▶ **What is expected**:
Scan the records for lines with the word "tokens", and copy every such line.

== Information ==

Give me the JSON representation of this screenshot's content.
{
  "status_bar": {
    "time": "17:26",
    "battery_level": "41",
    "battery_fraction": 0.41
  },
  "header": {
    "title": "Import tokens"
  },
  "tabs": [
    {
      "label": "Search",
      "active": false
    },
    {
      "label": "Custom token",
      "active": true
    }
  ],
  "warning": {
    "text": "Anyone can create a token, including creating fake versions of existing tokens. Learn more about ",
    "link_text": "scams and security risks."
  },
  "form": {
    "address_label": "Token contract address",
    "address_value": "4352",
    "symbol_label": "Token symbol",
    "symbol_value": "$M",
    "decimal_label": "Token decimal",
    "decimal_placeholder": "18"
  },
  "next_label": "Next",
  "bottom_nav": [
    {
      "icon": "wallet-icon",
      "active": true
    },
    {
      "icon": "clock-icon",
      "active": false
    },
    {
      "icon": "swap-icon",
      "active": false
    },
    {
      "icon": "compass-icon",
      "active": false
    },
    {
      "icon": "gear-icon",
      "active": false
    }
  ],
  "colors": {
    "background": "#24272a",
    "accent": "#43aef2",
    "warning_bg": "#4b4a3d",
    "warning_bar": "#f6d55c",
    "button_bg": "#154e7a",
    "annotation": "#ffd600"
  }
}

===

▶ **Response to the exercise**:
    "title": "Import tokens"
    "text": "Anyone can create a token, including creating fake versions of existing tokens. Learn more about ",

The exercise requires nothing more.